The Panamanian city of Colón lies on the Caribbean coast, on the other end of the Panama Canal from the capital of Panama City. (Christian Fuchs — Jesuit Refugee Service/USA)
(Colón, Panama) May 7, 2013 — Jesuit Refugee Service has made it a priority to work with "forgotten" refugees whose plight is overlooked by others. In this city of 220,000 people, many refugees from Colombia live in the shadows.
Urban refugees often live a hand to mouth existence, facing a myriad of obstacles ranging from xenophobia to detention. Isolation, restrictive and inadequate government policies and resource constraints all take on increased significance in urban settings.
Despite neglect and intolerance, the number of urban refugees is rising. Today more than half of the world’s 43 million refugees live outside of camps.
Marco and his wife Ofelia fled to Panama from their hometown on Colombia's northern coast two and a half years ago after a neighbor there was killed. As potential witnesses, they feared for their lives. Believing the police may have been involved in the killing, and with no protection offered by the authorities, Marco and Ofelia left their old lives behind.
There is no government assistance for refugees in Panama, and refugees here face a two-step ordeal on the road to self-sufficiency. First, they must apply for refugee status. This step alone can take months or longer as Panama’s asylum process is extremely cumbersome. A report by Refugee Council USA notes that on average, it takes between one to three years for any given case to work its way through the system.
After initially being denied refugee status in Panama, Marco and Ofelia enlisted the services of a non-governmental organization offering legal aid, and re-applied. They were approved for refugee status 18 months ago.
However, even after achieving legal asylum, refugees must apply for a work permit. There is no guarantee it will be granted, and even if it is, the ID clearly notes the person is a refugee. This distinction often leads to discrimination and makes it difficult for refugees to find work. The stigma against refugees from Colombia is that the men must be narco-traffickers and the women must be prostitutes. The discrimination can be overwhelming and demoralizing, and the process is exhausting.
One method by which Jesuit Refugee Service helps urban refugees like Marco and Ofelia in Panama is with income generation programs. By providing small cash loans and grants, JRS helps refugees start their own simple businesses. Some use the cash assistance to acquire the raw materials to make clothes or crafts to sell; others purchase ingredients and rent food carts to sell meals and snacks on the street. A grant from the U.S. State Department's Bureau of Population, Refugee and Migration helps enable JRS to provide this service.In Colón, Marco and Ofelia have started a bakery service in their home. Rising well before the sun, the husband and wife cook fresh pastries and bring them to the market before it opens at 5:30 a.m. each day.

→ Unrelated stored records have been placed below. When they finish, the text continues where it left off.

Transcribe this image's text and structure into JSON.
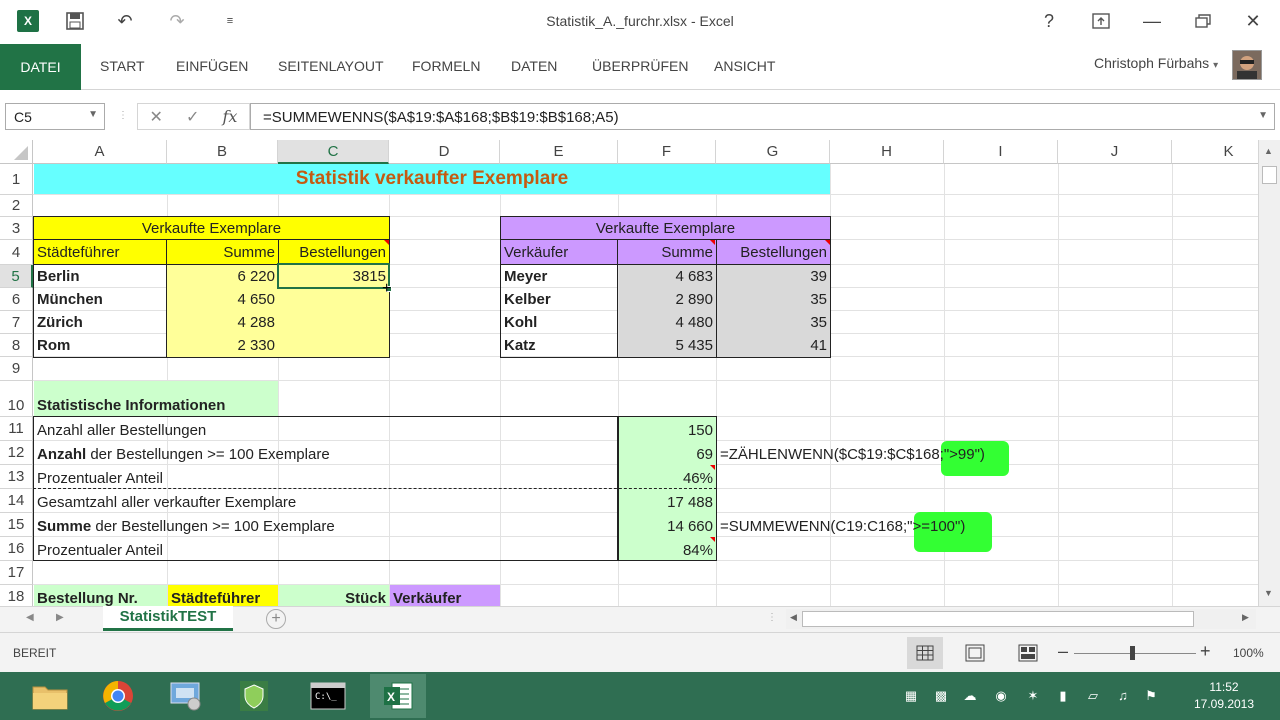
{
  "window": {
    "title": "Statistik_A._furchr.xlsx - Excel",
    "app_icon": "excel-icon",
    "quick_access": [
      "save-icon",
      "undo-icon",
      "redo-icon",
      "customize-icon"
    ],
    "controls": [
      "help-icon",
      "ribbon-display-icon",
      "minimize-icon",
      "restore-icon",
      "close-icon"
    ]
  },
  "ribbon": {
    "tabs": [
      "DATEI",
      "START",
      "EINFÜGEN",
      "SEITENLAYOUT",
      "FORMELN",
      "DATEN",
      "ÜBERPRÜFEN",
      "ANSICHT"
    ],
    "user": "Christoph Fürbahs"
  },
  "formula_bar": {
    "name_box": "C5",
    "formula": "=SUMMEWENNS($A$19:$A$168;$B$19:$B$168;A5)"
  },
  "grid": {
    "columns": [
      "A",
      "B",
      "C",
      "D",
      "E",
      "F",
      "G",
      "H",
      "I",
      "J",
      "K"
    ],
    "rows": [
      "1",
      "2",
      "3",
      "4",
      "5",
      "6",
      "7",
      "8",
      "9",
      "10",
      "11",
      "12",
      "13",
      "14",
      "15",
      "16",
      "17",
      "18"
    ],
    "selected_cell": "C5"
  },
  "cells": {
    "title": "Statistik verkaufter Exemplare",
    "t1": {
      "header": "Verkaufte Exemplare",
      "col_a": "Städteführer",
      "col_b": "Summe",
      "col_c": "Bestellungen",
      "rows": [
        {
          "name": "Berlin",
          "sum": "6 220",
          "orders": "3815"
        },
        {
          "name": "München",
          "sum": "4 650",
          "orders": ""
        },
        {
          "name": "Zürich",
          "sum": "4 288",
          "orders": ""
        },
        {
          "name": "Rom",
          "sum": "2 330",
          "orders": ""
        }
      ]
    },
    "t2": {
      "header": "Verkaufte Exemplare",
      "col_e": "Verkäufer",
      "col_f": "Summe",
      "col_g": "Bestellungen",
      "rows": [
        {
          "name": "Meyer",
          "sum": "4 683",
          "orders": "39"
        },
        {
          "name": "Kelber",
          "sum": "2 890",
          "orders": "35"
        },
        {
          "name": "Kohl",
          "sum": "4 480",
          "orders": "35"
        },
        {
          "name": "Katz",
          "sum": "5 435",
          "orders": "41"
        }
      ]
    },
    "stats": {
      "header": "Statistische Informationen",
      "r11": {
        "label": "Anzahl aller Bestellungen",
        "value": "150"
      },
      "r12": {
        "label_bold": "Anzahl",
        "label": " der Bestellungen >= 100 Exemplare",
        "value": "69",
        "note": "=ZÄHLENWENN($C$19:$C$168;\">99\")"
      },
      "r13": {
        "label": "Prozentualer Anteil",
        "value": "46%"
      },
      "r14": {
        "label": "Gesamtzahl aller verkaufter Exemplare",
        "value": "17 488"
      },
      "r15": {
        "label_bold": "Summe",
        "label": " der Bestellungen >= 100 Exemplare",
        "value": "14 660",
        "note": "=SUMMEWENN(C19:C168;\">=100\")"
      },
      "r16": {
        "label": "Prozentualer Anteil",
        "value": "84%"
      }
    },
    "r18": {
      "a": "Bestellung Nr.",
      "b": "Städteführer",
      "c": "Stück",
      "d": "Verkäufer"
    }
  },
  "sheet_tabs": {
    "active": "StatistikTEST"
  },
  "status": {
    "mode": "BEREIT",
    "zoom": "100%"
  },
  "taskbar": {
    "apps": [
      "file-explorer-icon",
      "chrome-icon",
      "control-panel-icon",
      "security-shield-icon",
      "command-prompt-icon",
      "excel-icon"
    ],
    "time": "11:52",
    "date": "17.09.2013"
  },
  "colors": {
    "excel_green": "#217346",
    "cyan": "#66ffff",
    "yellow": "#ffff00",
    "light_yellow": "#ffff99",
    "purple": "#cc99ff",
    "light_gray": "#d9d9d9",
    "light_green": "#ccffcc",
    "highlight_green": "#33ff33",
    "title_orange": "#c55a11"
  }
}
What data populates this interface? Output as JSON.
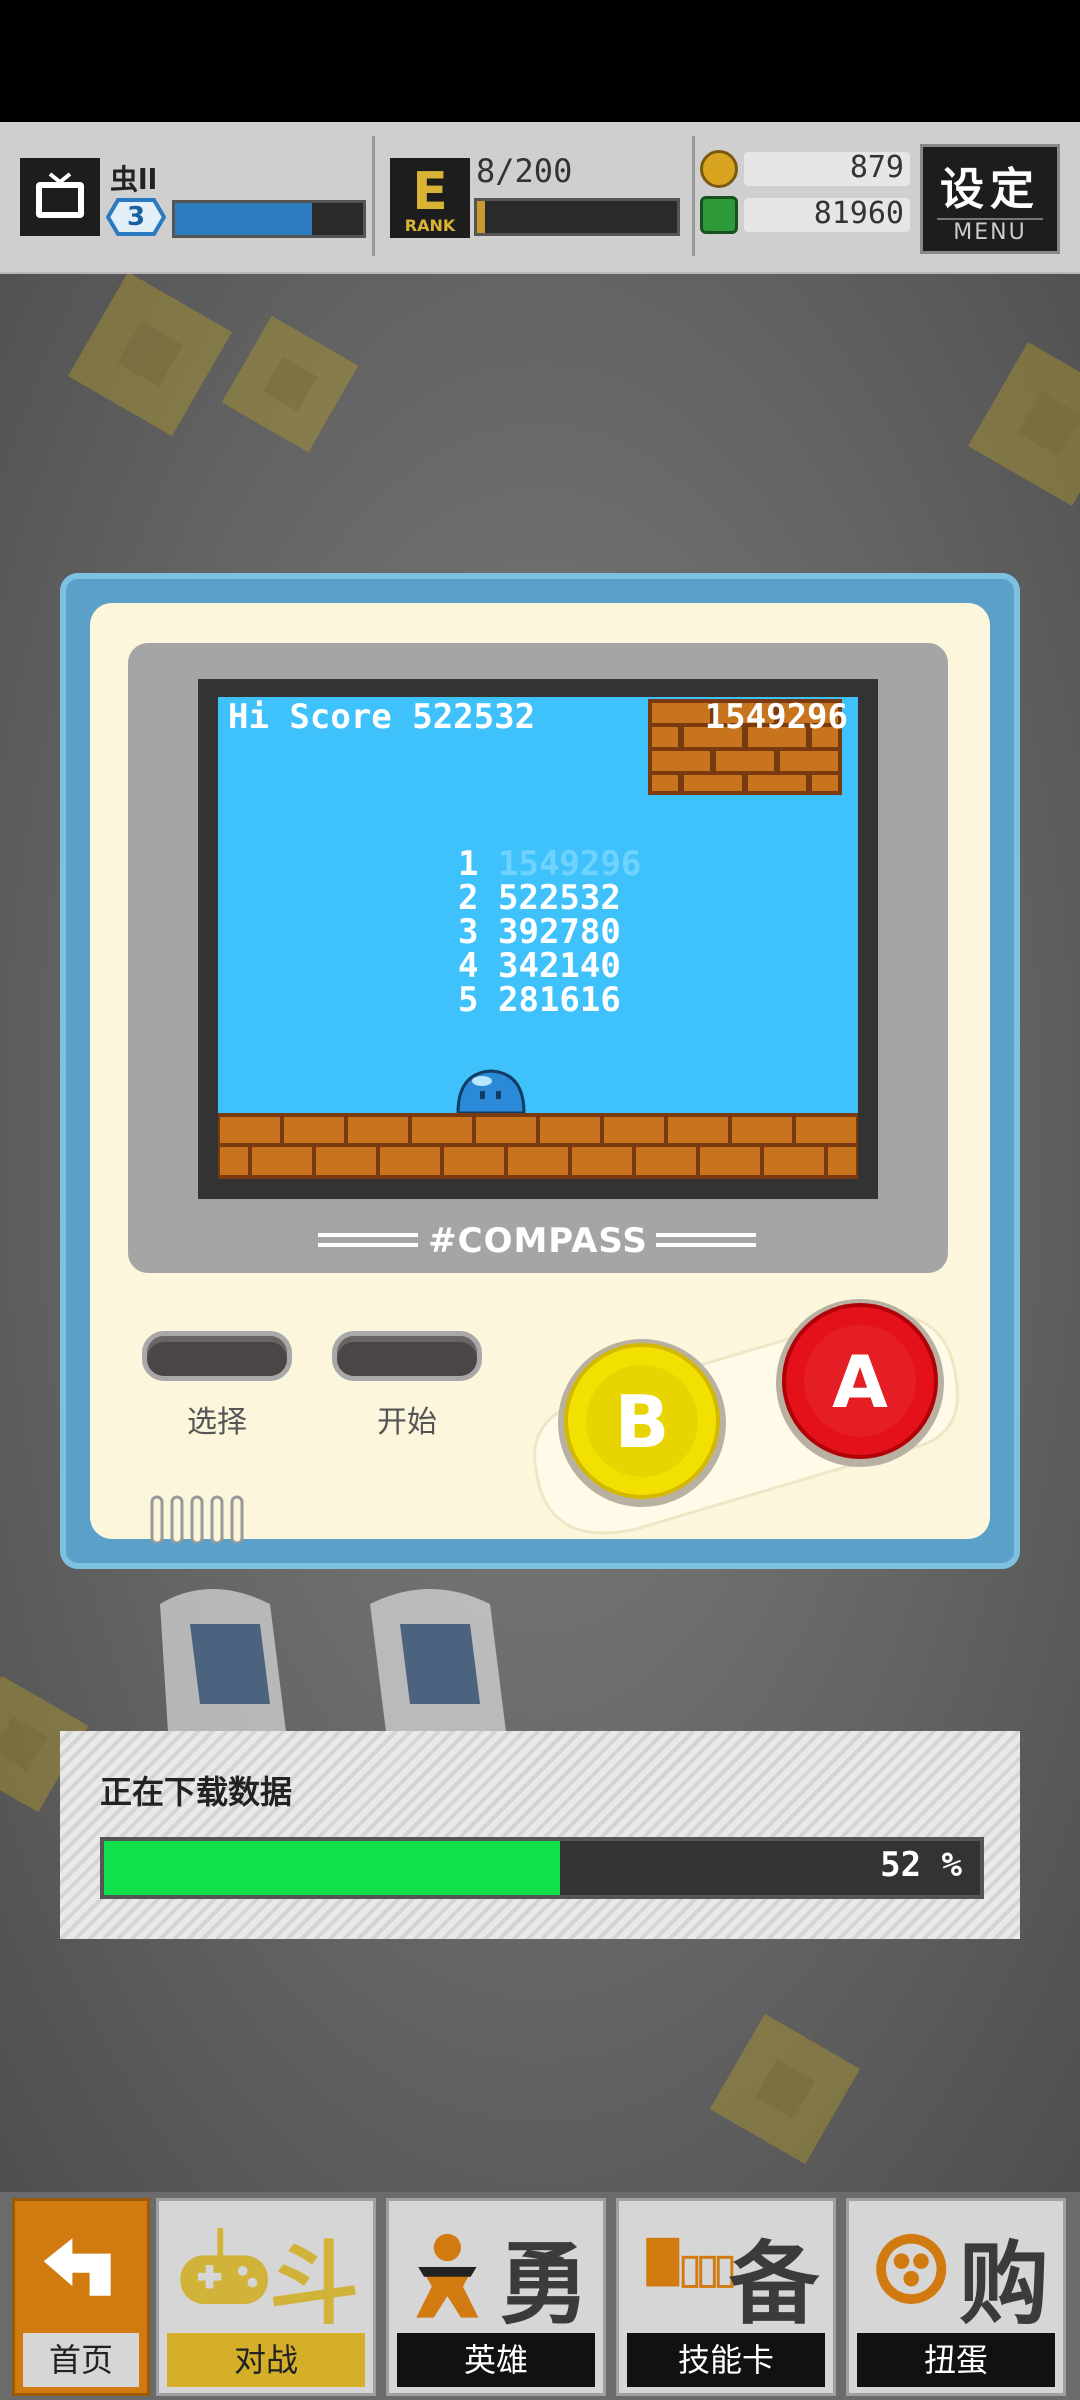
{
  "header": {
    "player_name": "虫ll",
    "player_level": "3",
    "exp_fraction": 0.73,
    "rank_letter": "E",
    "rank_word": "RANK",
    "rank_progress": "8/200",
    "rank_fraction": 0.04,
    "coins": "879",
    "gems": "81960",
    "menu_title": "设定",
    "menu_sub": "MENU"
  },
  "game_screen": {
    "hi_score": "Hi Score 522532",
    "current_score": "1549296",
    "leaderboard": [
      {
        "rank": "1",
        "score": "1549296"
      },
      {
        "rank": "2",
        "score": "522532"
      },
      {
        "rank": "3",
        "score": "392780"
      },
      {
        "rank": "4",
        "score": "342140"
      },
      {
        "rank": "5",
        "score": "281616"
      }
    ],
    "brand": "#COMPASS"
  },
  "console": {
    "select_label": "选择",
    "start_label": "开始",
    "b_label": "B",
    "a_label": "A"
  },
  "download": {
    "label": "正在下载数据",
    "percent_text": "52 %",
    "fraction": 0.52
  },
  "bottom_nav": [
    {
      "id": "home",
      "label": "首页",
      "icon": "back-arrow-icon"
    },
    {
      "id": "battle",
      "label": "对战",
      "big": "斗",
      "icon": "gamepad-icon"
    },
    {
      "id": "heroes",
      "label": "英雄",
      "big": "勇",
      "icon": "hero-icon"
    },
    {
      "id": "skill_cards",
      "label": "技能卡",
      "big": "备",
      "icon": "cards-icon"
    },
    {
      "id": "gacha",
      "label": "扭蛋",
      "big": "购",
      "icon": "capsule-icon"
    }
  ]
}
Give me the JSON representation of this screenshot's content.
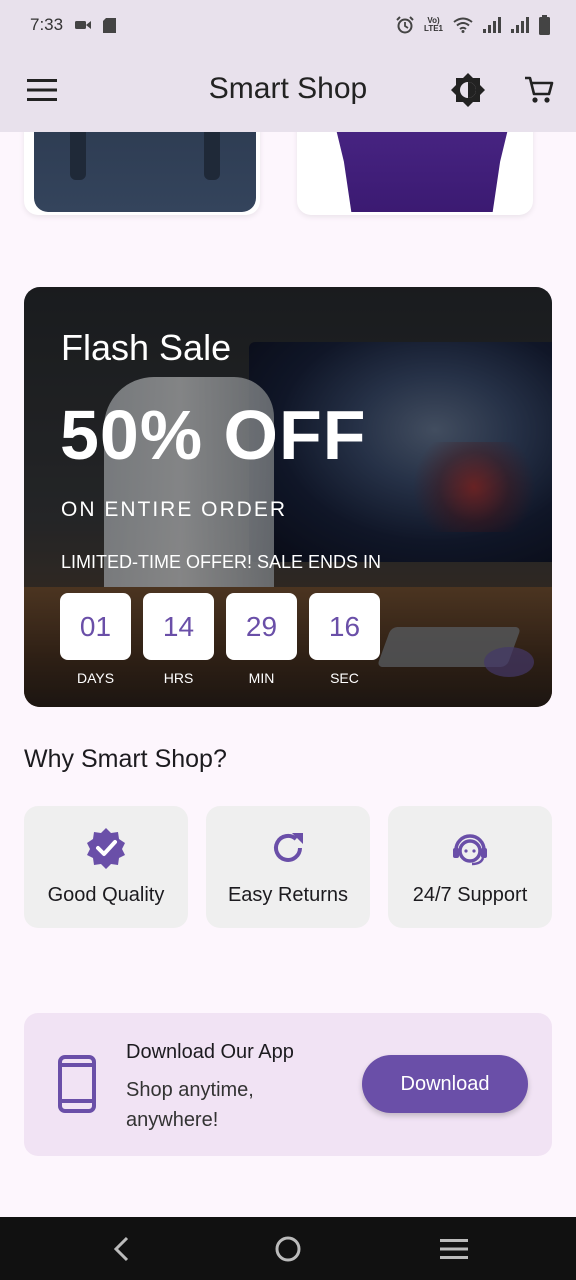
{
  "status_bar": {
    "time": "7:33",
    "left_icons": [
      "video-icon",
      "sd-card-icon"
    ],
    "right_icons": [
      "alarm-icon",
      "volte-icon",
      "wifi-icon",
      "signal-icon",
      "signal-icon",
      "battery-icon"
    ],
    "volte_text_top": "Vo)",
    "volte_text_bottom": "LTE1"
  },
  "app_bar": {
    "title": "Smart Shop",
    "icons": [
      "menu-icon",
      "brightness-icon",
      "cart-icon"
    ]
  },
  "flash_sale": {
    "title": "Flash Sale",
    "discount": "50% OFF",
    "subtitle": "ON ENTIRE ORDER",
    "limited_text": "LIMITED-TIME OFFER! SALE ENDS IN",
    "countdown": [
      {
        "value": "01",
        "label": "DAYS"
      },
      {
        "value": "14",
        "label": "HRS"
      },
      {
        "value": "29",
        "label": "MIN"
      },
      {
        "value": "16",
        "label": "SEC"
      }
    ]
  },
  "why": {
    "title": "Why Smart Shop?",
    "features": [
      {
        "label": "Good Quality",
        "icon": "verified-badge-icon"
      },
      {
        "label": "Easy Returns",
        "icon": "refresh-icon"
      },
      {
        "label": "24/7 Support",
        "icon": "support-agent-icon"
      }
    ]
  },
  "download": {
    "title": "Download Our App",
    "subtitle": "Shop anytime, anywhere!",
    "button_label": "Download",
    "icon": "smartphone-icon"
  },
  "nav_bar": {
    "icons": [
      "back-icon",
      "home-icon",
      "recents-icon"
    ]
  },
  "colors": {
    "primary": "#6a4fa8",
    "app_bar_bg": "#e8e1ec",
    "page_bg": "#fdf6fd",
    "card_bg": "#efefef",
    "download_bg": "#f1e3f4"
  }
}
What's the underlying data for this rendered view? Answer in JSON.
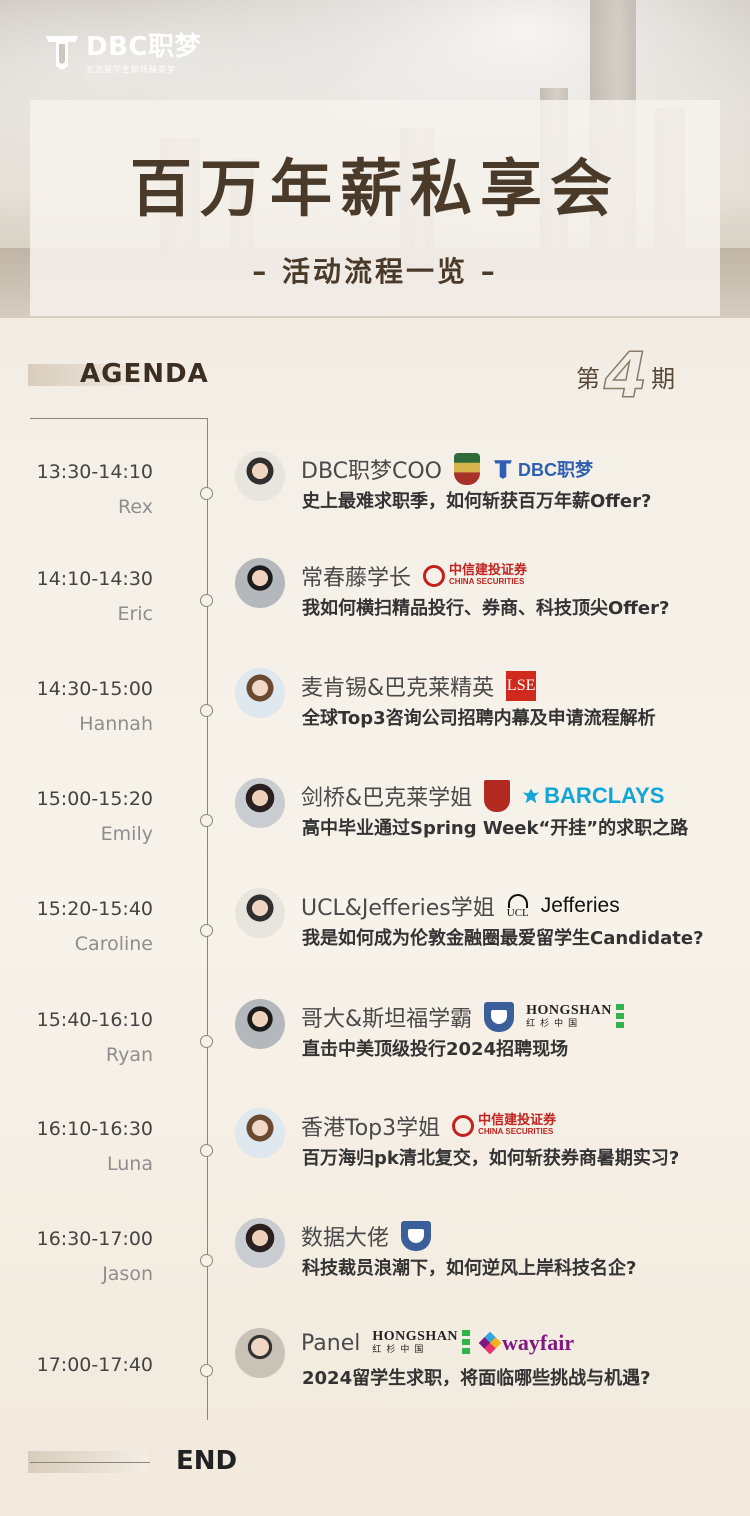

After spending the morning selling, they buy the flour, sugar and meat necessary to prepare the next day’s goods. Their afternoons are filled with preparation: making dough and preparing the meats so they can begin to cook again upon awakening the next day.
Although the labor is intensive and the reward small, Marco and Ofelia have a long term plan to improve their situation. Currently, their oven takes up a quarter of one of the rooms in their three-room home, with just a foot or two of clearance between the ceiling and oven. With help from JRS, they hope to expand their business by purchasing a larger stove and working from an actual business site, and not their home.
Through the income generating programs and by advocating for improved government response to the needs of urban refugees in Panama, JRS hopes that Marco and Ofelia and the thousands more like them will be able to move toward self-sufficiency and full integration into their new community.
By Christian Fuchs
Jesuit Refugee Service/USA